> [What the task asks]:
Find every line below where the string "입력해주세요" shows up, and copy those lines.

------------------------------------

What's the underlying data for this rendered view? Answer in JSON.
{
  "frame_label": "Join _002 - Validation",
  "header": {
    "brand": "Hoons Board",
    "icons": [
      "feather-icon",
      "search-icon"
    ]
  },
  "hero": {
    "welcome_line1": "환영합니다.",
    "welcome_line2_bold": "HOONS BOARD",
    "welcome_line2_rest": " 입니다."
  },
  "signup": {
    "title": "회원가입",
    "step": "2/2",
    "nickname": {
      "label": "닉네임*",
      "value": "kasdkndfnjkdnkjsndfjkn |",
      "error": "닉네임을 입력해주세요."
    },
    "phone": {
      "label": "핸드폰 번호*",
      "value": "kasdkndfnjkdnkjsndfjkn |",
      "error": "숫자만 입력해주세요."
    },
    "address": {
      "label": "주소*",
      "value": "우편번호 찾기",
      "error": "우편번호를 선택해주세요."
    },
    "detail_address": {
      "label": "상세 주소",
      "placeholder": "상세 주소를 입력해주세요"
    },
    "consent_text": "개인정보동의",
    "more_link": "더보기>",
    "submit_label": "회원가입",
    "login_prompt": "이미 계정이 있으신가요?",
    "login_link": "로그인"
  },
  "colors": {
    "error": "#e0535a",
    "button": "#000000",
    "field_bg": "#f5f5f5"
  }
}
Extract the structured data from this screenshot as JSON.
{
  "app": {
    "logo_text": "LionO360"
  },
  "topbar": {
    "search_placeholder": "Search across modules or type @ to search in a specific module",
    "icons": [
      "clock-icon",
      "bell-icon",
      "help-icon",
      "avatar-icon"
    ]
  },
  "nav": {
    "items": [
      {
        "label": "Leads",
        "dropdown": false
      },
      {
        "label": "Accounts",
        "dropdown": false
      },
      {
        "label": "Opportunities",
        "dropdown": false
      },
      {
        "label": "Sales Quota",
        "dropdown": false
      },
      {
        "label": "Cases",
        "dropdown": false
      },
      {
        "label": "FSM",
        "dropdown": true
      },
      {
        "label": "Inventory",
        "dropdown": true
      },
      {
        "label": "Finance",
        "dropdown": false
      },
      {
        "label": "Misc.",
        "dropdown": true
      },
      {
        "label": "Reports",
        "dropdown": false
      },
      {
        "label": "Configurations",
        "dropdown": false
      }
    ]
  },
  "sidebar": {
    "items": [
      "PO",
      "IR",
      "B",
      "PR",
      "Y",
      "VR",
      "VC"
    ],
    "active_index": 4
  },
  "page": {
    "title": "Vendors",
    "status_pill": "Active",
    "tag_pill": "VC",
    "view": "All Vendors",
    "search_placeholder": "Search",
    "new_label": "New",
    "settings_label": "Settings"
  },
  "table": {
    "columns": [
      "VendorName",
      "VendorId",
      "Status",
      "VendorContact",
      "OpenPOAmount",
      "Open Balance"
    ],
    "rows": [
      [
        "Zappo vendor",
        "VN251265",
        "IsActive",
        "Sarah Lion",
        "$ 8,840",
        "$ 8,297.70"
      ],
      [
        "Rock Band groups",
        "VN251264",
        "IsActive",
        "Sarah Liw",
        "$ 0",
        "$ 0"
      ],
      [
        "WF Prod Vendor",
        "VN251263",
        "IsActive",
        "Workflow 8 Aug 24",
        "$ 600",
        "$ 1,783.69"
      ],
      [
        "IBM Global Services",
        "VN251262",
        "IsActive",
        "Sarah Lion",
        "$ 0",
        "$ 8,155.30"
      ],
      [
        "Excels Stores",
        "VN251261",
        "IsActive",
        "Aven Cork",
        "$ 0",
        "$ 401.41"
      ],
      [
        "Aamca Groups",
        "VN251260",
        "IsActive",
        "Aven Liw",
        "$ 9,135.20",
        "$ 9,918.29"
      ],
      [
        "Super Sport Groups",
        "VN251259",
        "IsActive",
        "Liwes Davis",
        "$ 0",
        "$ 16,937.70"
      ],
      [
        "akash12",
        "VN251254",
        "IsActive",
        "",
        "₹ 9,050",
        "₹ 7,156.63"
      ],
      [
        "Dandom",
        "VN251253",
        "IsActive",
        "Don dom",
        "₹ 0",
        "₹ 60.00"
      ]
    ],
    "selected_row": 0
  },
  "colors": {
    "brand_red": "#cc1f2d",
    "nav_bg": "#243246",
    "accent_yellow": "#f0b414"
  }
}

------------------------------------

> [Solution to the exercise]:
      "error": "닉네임을 입력해주세요."
      "error": "숫자만 입력해주세요."
      "placeholder": "상세 주소를 입력해주세요"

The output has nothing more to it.